It’s enough to plunge one into a deep depression.

Were it not for my beliefs that these happenings are no more than the desperate grip of the patriarchy, holding on to its money and perceived power for as long as it can, and that the shift to peace is happening within many of us and in parts of the world we will never hear about, I might very well lose my mind. This being human…ugh. Sometimes.

I remind myself that I have my heart. I will be guided by my heart. I will love people where they are…even if it is not where I choose to be.

When I find myself in theses dark places, I seek meaningful, deep, heart-resonant music. Tina Malia is one of my “go to” artists. Whether she is singing beautiful mantras or songs she has written, she offers soothing music for a sometimes weary heart.

I heard this one earlier today, as I was driving home from an acupuncture treatment.

The Silent Awakening

The lyrics are easy to discern as you listen, and are powerful to consider. This part of the song really called to me.

We are only a dream of a dream

This world is not what it seems

We are the wind

That carries the seeds

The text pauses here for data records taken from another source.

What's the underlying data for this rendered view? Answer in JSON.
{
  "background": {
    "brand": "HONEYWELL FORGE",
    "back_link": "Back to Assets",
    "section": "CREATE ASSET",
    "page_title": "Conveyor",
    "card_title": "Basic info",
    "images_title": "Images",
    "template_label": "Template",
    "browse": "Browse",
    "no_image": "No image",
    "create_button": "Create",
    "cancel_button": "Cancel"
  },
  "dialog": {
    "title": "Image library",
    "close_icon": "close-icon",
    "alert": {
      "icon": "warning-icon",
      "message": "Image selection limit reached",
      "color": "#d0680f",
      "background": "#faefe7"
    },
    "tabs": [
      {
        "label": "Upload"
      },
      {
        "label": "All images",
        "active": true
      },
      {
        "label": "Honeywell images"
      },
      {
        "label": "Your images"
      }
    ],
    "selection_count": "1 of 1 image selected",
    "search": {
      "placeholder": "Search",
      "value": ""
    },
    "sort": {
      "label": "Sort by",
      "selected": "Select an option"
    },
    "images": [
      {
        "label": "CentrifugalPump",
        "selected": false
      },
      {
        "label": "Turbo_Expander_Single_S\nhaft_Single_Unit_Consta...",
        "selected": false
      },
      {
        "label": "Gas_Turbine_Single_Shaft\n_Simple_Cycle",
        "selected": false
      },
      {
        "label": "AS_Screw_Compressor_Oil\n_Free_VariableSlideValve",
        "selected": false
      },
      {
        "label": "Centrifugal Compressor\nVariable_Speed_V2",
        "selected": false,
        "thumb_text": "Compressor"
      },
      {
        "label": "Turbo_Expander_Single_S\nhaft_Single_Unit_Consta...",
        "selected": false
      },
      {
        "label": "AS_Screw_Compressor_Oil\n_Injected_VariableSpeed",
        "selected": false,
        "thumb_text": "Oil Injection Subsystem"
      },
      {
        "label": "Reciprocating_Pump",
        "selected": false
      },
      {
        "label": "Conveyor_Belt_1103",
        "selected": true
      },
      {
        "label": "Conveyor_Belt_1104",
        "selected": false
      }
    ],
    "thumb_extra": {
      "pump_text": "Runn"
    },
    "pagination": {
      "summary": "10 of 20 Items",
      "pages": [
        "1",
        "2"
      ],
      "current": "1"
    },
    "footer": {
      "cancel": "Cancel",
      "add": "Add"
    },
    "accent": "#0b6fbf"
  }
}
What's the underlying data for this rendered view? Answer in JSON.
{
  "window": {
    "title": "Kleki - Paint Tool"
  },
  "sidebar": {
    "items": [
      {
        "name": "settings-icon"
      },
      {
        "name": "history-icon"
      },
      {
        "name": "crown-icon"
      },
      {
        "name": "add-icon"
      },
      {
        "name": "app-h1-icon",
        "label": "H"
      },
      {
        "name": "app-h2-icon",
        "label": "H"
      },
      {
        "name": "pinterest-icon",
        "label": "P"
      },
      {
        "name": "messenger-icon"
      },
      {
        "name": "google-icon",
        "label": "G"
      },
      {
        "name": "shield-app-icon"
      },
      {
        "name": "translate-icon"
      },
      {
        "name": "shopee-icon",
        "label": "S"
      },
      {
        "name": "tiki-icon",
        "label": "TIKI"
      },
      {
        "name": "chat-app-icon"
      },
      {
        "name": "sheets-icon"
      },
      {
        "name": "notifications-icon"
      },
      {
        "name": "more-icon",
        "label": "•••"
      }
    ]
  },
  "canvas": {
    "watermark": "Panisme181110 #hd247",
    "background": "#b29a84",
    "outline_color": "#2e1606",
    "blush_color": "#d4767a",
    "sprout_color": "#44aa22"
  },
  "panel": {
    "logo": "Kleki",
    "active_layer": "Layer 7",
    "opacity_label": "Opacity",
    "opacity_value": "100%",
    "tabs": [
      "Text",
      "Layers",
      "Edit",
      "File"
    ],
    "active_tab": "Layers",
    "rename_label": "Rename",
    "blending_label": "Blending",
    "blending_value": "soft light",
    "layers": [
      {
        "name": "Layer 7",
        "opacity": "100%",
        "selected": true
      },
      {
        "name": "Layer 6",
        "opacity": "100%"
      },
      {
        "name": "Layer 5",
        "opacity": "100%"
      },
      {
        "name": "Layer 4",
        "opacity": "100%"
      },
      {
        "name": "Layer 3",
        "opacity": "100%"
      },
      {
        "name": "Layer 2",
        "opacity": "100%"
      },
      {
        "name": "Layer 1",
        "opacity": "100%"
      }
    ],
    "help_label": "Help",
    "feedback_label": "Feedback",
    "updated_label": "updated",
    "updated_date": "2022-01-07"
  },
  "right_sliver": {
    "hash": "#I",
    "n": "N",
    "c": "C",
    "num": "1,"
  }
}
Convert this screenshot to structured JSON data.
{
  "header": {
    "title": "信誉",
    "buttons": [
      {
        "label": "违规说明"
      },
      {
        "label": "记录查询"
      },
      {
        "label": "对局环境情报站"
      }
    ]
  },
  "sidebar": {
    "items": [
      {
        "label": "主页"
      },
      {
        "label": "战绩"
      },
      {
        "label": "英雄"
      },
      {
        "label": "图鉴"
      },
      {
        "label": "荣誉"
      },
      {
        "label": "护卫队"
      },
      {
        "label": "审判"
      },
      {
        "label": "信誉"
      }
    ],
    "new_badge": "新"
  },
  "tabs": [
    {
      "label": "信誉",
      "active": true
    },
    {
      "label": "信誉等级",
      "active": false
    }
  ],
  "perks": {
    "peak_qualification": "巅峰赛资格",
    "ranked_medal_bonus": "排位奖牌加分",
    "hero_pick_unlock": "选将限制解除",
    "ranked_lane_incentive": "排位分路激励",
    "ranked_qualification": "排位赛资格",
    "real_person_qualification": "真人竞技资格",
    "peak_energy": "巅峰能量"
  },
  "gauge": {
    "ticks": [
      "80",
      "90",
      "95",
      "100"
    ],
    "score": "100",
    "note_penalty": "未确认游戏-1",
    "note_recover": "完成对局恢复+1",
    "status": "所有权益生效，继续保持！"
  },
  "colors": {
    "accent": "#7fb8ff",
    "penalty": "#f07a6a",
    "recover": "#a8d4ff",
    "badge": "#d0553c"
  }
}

We are the roots of the banyan tree

 

We are love offered on the wing

That stretches across eternity

We are a chord in

Life’s symphony

We are the silent

Awakening

Although I knew about banyan trees, it has been a long time since I had seen a picture of one and experienced the beauty of the metaphor in Tina’s song. Indeed, as we continue to awaken, we may well see ourselves as the roots of the banyan tree. This link provides ten things for you to  know about the banyan tree.

Together we are amazing. We can rise up and lift others with us. Our individual contributions together affect the entire tree.

Namaste.

“the voice of beauty speaks softly; it creeps only into the most fully awakened souls”
― Friedrich Nietzsche